Methods US examination was performed consecutively for 134 patients with RA in clinical remission defined as DAS (Disease activity score) 28<2.6. US assessment was underwent at 34 synovial sites in 30 joints: bilateral first to fifth metacarpophalangeal (MCP) joints (dorsal recess), first interphalangeal (IP) joint and second to fifth proximal-interphalangeal (PIP) joints (dorsal recess) joints, the wrists (dorsal radial, dorsal median and dorsal ulnar), and second to fifth metatarsophalangeal (MTP) joints (dorsal recess). The gray scale (GS) and PD signals were scored in each joint using a semi-quantitative scale from 0 to 3. According to the results of US assessment, the patients with PD positive synovitis (PD1 in at least one joint) were randomly assigned to two groups; the group to be treated by increasing the dose of MTX (MTX increasing group) or the group to continue their current treatment (MTX stable group) until week 52. The patients without active synovitis continued their current treatment (PD negative group). Standard radiographs of hands and forefeet were obtained at baseline, week 24 and 52. Radiological joint damage was assessed according to the modified total Sharp score (mTSS).
Results Of 134 patients with clinical remission, PD positive synovitis was found in 101 patients (75.4%) at baseline. After the randomization, 51 patients were assigned to MTX increasing group and 50 patients to MTX stable group. Thirty-seven patients in MTX increasing group (72.5%), 42 patients in MTX stable group (84%) and 20 patients in PD negative group (60.6%) completed this study until week 52. Total PD score was significantly decreased in MTX increasing group comparing to MTX stable group (-3.9 vs -2.0, p=0.019). The progression of mTSS was significantly suppressed in MTX increasing group compared to MTX stable group at both week 24 (0.27 and 1.02, p=0.007) and week 52 (1.03 and 2.02, p=0.038). Especially, the progression of mTSS in patients treated with biologics in MTX increasing group (n=16) was suppressed as same as PD negative group (0.75 and 0.80, respectively) at week 52.
Conclusions In conclusion, clinical remission according to composite indexes allowed the presence of subclinical active synovitis that might induce structural joint damages. Subclinical active synovitis should be controlled by additional treatment and this results in the prevention of the joint damage progression. Evaluation of subclinical active synovitis by using high resolution US should be important even in patients achieving clinical remission and it should be treated more intensively if active synovitis is positive.

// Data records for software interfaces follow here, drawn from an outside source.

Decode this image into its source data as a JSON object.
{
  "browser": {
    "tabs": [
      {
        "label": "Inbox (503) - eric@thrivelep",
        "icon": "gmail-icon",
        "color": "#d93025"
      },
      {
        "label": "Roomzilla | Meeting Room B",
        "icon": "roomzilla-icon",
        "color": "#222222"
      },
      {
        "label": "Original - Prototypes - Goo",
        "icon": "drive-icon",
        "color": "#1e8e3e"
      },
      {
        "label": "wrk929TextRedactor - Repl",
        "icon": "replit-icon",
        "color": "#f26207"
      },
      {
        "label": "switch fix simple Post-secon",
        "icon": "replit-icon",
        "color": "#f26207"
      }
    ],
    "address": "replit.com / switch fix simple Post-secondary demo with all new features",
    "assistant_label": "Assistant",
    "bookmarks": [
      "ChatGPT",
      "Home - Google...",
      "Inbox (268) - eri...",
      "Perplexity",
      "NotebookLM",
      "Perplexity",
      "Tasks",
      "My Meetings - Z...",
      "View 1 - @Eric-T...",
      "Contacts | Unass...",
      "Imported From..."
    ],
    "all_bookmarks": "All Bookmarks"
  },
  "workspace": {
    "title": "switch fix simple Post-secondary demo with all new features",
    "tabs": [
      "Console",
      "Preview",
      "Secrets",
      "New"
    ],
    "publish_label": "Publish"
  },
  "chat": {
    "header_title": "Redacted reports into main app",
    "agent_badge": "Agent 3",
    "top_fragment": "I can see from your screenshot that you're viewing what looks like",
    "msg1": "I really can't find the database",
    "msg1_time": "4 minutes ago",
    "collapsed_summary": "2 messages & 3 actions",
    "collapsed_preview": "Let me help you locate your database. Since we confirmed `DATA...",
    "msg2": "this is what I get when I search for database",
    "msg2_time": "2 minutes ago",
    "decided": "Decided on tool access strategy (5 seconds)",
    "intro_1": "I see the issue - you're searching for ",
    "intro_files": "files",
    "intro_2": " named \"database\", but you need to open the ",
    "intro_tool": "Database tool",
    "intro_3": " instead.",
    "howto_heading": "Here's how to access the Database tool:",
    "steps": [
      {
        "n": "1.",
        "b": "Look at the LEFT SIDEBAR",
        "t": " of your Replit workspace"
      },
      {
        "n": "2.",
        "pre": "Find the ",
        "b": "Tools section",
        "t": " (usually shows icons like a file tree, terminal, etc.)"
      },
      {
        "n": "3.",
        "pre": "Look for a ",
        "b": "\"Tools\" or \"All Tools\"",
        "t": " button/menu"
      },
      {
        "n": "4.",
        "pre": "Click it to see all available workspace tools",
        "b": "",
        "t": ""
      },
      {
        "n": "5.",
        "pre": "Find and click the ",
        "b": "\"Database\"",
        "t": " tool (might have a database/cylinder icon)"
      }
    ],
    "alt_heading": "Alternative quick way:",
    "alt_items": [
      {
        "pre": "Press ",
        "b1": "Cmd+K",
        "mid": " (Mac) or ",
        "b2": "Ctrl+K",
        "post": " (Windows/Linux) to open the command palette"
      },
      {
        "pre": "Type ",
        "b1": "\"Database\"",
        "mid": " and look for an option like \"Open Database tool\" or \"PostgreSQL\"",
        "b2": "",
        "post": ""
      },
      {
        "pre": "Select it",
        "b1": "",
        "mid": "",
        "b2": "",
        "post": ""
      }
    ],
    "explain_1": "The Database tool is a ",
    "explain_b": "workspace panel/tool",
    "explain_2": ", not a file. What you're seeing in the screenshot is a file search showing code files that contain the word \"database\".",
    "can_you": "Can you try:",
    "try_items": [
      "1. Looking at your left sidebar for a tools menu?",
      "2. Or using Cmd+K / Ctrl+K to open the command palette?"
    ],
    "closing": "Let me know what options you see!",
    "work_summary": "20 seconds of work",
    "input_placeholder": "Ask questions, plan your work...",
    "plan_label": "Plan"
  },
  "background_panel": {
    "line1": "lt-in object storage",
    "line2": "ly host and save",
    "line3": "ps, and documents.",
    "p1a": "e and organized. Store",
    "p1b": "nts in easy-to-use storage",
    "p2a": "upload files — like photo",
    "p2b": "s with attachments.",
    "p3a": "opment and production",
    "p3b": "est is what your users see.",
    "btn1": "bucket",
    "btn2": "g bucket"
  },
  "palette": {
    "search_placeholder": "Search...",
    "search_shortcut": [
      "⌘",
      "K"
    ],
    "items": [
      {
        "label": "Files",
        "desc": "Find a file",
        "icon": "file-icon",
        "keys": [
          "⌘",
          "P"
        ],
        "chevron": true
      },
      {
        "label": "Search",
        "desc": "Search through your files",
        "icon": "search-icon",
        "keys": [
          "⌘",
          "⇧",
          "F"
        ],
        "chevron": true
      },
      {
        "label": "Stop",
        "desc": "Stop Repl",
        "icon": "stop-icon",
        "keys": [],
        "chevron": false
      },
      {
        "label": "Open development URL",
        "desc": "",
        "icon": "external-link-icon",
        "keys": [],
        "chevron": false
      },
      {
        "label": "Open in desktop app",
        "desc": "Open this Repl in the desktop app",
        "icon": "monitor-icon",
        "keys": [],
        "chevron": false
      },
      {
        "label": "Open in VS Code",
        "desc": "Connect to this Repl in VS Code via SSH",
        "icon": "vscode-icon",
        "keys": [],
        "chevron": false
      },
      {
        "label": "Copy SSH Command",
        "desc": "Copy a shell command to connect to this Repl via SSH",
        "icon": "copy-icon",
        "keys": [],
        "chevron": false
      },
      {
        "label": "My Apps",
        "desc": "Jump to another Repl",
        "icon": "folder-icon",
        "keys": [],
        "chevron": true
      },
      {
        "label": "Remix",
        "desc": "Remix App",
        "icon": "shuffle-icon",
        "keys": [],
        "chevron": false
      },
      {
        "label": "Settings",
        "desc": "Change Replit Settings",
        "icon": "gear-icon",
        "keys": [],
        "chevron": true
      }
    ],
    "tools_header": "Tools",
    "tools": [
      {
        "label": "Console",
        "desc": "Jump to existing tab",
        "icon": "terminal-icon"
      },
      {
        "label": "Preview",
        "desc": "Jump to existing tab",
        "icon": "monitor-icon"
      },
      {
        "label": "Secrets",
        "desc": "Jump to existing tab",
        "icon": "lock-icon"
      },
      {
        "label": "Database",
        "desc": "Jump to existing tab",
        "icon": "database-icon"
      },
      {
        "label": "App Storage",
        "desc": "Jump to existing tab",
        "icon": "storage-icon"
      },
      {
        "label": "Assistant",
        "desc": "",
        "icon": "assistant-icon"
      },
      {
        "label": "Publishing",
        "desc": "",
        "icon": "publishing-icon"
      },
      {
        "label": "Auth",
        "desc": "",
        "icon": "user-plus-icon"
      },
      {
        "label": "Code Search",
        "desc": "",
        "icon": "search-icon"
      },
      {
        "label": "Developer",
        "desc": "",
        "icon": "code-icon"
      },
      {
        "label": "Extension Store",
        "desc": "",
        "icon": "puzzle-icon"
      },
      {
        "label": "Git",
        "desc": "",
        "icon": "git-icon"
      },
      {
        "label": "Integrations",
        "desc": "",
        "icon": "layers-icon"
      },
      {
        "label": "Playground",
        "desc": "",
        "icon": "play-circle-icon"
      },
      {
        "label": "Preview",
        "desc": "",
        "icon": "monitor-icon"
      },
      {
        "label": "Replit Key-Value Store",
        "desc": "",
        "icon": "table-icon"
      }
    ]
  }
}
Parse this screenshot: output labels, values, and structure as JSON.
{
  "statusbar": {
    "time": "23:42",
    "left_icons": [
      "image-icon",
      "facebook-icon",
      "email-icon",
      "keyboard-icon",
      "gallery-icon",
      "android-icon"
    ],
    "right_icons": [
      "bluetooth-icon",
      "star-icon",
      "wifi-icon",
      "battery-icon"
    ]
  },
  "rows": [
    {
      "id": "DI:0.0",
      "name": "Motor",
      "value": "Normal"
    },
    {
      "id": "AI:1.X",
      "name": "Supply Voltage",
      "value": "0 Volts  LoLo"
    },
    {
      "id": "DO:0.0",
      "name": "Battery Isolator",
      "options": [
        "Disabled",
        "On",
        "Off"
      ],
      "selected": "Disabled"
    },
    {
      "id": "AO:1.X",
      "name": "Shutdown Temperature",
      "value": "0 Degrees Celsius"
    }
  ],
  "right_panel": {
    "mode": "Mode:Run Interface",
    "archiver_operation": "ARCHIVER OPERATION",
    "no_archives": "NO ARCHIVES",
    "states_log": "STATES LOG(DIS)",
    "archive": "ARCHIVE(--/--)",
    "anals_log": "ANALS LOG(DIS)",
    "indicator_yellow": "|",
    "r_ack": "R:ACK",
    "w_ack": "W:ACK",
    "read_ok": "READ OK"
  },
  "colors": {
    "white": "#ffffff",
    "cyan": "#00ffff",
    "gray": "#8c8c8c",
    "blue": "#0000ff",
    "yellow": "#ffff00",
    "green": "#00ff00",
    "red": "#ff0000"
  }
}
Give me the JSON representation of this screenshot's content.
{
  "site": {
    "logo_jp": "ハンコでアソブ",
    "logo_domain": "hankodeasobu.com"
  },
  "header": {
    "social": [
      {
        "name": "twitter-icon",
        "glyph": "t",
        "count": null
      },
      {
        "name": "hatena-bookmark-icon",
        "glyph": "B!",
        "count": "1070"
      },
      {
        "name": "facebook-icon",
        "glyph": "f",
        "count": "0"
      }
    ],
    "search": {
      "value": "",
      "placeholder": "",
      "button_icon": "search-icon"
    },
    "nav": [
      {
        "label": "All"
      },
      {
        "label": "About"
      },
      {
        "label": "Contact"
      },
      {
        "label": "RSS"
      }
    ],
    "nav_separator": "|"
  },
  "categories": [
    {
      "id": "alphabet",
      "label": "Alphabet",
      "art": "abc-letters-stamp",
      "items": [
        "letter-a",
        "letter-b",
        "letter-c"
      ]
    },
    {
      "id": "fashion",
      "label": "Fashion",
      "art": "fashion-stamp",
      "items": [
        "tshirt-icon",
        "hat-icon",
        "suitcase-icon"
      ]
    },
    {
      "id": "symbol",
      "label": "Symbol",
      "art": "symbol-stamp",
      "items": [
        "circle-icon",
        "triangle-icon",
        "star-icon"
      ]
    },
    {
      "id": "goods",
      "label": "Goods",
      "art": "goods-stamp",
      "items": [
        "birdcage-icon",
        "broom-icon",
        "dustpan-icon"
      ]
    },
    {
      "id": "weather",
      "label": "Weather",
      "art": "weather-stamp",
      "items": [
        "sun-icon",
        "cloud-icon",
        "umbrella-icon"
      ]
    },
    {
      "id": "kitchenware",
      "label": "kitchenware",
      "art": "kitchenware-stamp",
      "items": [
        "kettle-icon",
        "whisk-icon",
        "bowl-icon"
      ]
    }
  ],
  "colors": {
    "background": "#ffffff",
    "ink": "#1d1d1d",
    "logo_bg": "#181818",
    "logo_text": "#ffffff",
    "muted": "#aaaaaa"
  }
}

Disclosure of Interest T. Okano: None declared, K. Inui: None declared, M. Tada: None declared, Y. Sugioka: None declared, K. Mamoto: None declared, T. Koike Grant/research support from: Takeda Pharmaceutical Co., Ltd., Mitsubishi Tanabe Pharma Co., Chugai Pharmaceutical Co., Ltd., Eisai Co., Ltd., Abbvie GK, Teijin Pharma Ltd., MSD K.K. and Ono Pharmaceutical Co., Ltd, H. Nakamura: None declared